September 11th & The Mathematics of Death
Seeing as it’s one of those days, it seems appropriate to address it head on, but from my vantage point as just a normal American going to a normal college class that morning.
I sat down at my 8:30am Interest Theory class, which was the prerequisite class you had to do well in if you wanted to be an Actuary, and was tapped on the shoulder with the information that a plane had crashed into one of the towers.
Being an Actuary means you have to study and understand quantum physics level mathematics applied to the monetary impact of risk. That, coupled with the Life Contingencies class, and you’ve got yourself the probability of someone’s death and the amount of annual retirement or insurance payment that person should receive until then. This is why I went to the University of Iowa in the first place, because it’s one of the best Actuarial Science schools in the nation.
Now that you know what I was studying that day and what I wanted to do with my life at that point, you might start to understand how chilling that day turned out to be.
A funny thing happened as I was about to graduate, which is after working for two premiere Actuarial Consulting firms, one a startup spin-off of PriceWaterhouse Coopers, I realized I didn’t want to do that for the rest of my life. I don’t know if it was because of that day, but I did know that I wanted to do something that helped people lead a more fulfilling life, but also leave behind a legacy, and simply performing the calculations wasn’t going to cut it.
So when I gave away everything I owned last month, including nearly all the books I’ve bought and read since I was a kid, I kept 3 very important books. One of those was Interest Theory, shown above, so I could remember not just that day 11 years ago, but what has driven me ever since.

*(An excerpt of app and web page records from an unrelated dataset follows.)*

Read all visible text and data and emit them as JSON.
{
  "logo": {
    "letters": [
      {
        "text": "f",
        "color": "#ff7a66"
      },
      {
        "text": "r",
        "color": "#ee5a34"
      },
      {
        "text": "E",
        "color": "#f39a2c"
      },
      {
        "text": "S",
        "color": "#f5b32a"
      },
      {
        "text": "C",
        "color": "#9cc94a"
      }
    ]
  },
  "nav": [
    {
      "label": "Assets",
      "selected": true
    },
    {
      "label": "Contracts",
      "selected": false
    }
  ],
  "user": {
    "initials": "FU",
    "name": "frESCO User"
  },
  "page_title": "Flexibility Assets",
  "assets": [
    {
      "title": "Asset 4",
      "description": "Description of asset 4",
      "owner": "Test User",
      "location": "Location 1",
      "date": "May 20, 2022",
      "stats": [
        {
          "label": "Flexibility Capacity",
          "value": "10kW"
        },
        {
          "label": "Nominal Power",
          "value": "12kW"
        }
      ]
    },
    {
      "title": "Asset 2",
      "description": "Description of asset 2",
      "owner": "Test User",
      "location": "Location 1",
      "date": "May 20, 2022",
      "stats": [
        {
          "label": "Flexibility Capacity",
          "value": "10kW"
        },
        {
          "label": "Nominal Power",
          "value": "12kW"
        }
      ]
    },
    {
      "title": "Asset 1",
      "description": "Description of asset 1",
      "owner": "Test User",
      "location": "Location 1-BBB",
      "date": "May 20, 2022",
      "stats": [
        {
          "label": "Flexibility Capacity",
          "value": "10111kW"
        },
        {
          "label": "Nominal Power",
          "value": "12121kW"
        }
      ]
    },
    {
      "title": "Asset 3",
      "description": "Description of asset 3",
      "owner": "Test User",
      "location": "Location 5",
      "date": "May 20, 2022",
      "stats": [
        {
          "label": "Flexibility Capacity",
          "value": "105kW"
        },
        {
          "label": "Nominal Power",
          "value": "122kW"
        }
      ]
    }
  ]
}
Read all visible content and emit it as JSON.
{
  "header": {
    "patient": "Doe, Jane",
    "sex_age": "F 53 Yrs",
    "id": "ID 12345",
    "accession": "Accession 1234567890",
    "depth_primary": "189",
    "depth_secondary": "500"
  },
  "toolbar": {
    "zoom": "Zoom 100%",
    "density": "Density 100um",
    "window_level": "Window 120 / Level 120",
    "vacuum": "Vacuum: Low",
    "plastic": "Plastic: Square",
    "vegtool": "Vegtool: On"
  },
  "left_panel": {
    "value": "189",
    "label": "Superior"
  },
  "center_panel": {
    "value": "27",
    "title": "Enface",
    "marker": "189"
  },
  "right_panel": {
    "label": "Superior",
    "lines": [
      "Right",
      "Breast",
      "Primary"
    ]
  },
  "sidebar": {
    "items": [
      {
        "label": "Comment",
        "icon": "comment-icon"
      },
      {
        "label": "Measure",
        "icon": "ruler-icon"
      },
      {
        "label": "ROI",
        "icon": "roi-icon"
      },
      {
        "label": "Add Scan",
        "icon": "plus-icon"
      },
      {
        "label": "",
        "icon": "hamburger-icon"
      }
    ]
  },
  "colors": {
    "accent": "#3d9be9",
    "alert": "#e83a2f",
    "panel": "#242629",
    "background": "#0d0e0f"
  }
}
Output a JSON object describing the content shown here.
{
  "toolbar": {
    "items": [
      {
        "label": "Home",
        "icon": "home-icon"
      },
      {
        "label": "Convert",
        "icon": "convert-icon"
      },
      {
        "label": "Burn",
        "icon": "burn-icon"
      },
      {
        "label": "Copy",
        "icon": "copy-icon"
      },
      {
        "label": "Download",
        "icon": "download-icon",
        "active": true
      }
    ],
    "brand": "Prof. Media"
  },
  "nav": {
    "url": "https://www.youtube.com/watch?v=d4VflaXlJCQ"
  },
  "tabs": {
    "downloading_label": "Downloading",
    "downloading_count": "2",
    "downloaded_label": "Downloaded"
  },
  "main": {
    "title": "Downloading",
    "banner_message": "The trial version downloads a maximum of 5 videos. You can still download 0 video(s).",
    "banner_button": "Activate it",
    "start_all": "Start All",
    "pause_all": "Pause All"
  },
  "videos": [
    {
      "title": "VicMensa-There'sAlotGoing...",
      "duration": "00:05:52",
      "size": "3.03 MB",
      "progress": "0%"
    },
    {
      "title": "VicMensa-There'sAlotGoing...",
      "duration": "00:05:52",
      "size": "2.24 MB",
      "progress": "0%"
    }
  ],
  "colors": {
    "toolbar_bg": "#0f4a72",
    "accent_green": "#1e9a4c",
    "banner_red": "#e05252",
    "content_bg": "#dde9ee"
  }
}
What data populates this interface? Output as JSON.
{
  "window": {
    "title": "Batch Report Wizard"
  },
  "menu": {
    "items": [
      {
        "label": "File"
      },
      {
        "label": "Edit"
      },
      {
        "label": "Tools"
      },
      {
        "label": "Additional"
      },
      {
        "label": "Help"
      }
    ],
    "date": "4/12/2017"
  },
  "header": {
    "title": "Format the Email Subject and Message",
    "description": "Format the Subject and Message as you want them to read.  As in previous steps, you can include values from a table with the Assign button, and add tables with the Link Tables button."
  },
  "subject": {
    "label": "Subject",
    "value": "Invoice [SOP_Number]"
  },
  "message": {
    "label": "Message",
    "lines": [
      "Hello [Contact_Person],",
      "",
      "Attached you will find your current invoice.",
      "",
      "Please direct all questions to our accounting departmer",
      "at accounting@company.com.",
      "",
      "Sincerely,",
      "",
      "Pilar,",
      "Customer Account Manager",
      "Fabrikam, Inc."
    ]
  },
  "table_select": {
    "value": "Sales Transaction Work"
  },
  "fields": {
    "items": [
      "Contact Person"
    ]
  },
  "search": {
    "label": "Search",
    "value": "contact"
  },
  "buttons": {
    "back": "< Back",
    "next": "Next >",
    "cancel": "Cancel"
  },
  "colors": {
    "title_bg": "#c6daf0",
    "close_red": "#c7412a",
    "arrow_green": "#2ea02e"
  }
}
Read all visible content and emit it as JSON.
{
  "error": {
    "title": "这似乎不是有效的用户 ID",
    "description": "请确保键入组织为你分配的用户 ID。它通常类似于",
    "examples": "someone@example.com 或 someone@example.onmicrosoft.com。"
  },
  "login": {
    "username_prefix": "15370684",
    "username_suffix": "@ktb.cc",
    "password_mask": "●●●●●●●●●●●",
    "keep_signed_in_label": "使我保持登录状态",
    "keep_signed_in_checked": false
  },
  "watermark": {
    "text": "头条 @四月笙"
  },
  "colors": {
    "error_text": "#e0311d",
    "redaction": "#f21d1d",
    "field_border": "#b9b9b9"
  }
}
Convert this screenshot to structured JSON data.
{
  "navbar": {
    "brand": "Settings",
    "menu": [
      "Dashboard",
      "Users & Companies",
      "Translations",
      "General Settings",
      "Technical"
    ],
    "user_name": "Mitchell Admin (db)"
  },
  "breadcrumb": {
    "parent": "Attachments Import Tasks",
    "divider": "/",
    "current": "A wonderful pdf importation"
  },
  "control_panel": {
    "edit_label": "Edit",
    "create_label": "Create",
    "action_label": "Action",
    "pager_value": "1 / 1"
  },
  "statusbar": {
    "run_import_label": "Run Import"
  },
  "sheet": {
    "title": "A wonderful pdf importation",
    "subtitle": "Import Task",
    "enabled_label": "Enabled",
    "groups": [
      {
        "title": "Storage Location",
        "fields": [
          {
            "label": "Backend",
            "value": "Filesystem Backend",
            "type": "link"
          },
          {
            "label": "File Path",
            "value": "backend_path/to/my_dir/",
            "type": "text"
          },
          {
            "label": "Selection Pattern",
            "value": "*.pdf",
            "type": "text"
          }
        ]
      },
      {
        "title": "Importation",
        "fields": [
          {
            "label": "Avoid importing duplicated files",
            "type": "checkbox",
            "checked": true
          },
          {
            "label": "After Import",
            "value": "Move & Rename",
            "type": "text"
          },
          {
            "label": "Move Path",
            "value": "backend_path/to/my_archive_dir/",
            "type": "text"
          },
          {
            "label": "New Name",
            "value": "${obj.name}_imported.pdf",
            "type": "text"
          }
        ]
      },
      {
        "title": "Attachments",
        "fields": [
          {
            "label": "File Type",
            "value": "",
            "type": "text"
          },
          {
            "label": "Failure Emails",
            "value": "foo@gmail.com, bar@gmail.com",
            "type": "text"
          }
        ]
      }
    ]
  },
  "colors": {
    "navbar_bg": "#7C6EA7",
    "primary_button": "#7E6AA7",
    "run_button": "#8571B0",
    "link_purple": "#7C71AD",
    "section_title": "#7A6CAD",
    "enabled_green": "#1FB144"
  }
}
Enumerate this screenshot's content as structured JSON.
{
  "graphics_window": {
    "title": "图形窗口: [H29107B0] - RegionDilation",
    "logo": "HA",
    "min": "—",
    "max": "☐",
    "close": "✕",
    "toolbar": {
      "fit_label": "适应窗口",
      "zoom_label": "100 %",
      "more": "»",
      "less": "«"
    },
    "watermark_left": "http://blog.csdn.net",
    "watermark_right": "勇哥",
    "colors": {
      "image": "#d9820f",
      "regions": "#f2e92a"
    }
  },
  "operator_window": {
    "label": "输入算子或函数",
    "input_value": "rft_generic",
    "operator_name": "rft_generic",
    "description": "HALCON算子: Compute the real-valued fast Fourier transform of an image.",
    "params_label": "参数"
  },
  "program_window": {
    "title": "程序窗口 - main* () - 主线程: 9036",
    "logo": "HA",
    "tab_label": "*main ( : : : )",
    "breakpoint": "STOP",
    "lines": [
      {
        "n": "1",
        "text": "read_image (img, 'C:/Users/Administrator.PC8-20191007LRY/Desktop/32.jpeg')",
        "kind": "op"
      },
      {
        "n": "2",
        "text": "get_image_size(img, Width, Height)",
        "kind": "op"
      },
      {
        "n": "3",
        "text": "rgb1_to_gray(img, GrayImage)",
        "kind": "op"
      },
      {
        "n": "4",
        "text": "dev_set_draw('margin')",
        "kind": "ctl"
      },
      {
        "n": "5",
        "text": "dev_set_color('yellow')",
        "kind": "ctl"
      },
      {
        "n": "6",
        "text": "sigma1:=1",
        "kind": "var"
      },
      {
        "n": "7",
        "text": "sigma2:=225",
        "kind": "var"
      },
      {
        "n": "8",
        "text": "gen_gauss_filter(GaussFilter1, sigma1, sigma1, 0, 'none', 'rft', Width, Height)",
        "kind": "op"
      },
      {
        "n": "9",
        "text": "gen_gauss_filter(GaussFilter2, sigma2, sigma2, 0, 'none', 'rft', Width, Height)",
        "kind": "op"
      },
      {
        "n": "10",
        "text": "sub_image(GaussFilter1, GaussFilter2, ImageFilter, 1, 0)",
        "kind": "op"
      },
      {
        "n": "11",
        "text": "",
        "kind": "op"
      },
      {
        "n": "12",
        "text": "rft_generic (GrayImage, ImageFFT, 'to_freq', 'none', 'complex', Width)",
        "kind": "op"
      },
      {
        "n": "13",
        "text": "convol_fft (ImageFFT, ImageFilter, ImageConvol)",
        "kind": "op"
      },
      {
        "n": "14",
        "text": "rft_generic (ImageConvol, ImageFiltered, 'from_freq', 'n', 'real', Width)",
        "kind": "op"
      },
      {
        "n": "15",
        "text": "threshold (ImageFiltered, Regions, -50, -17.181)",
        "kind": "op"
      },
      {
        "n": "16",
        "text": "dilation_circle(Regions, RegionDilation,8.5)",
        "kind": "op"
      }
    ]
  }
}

Life is short, hold those you care about close and find something you love to do.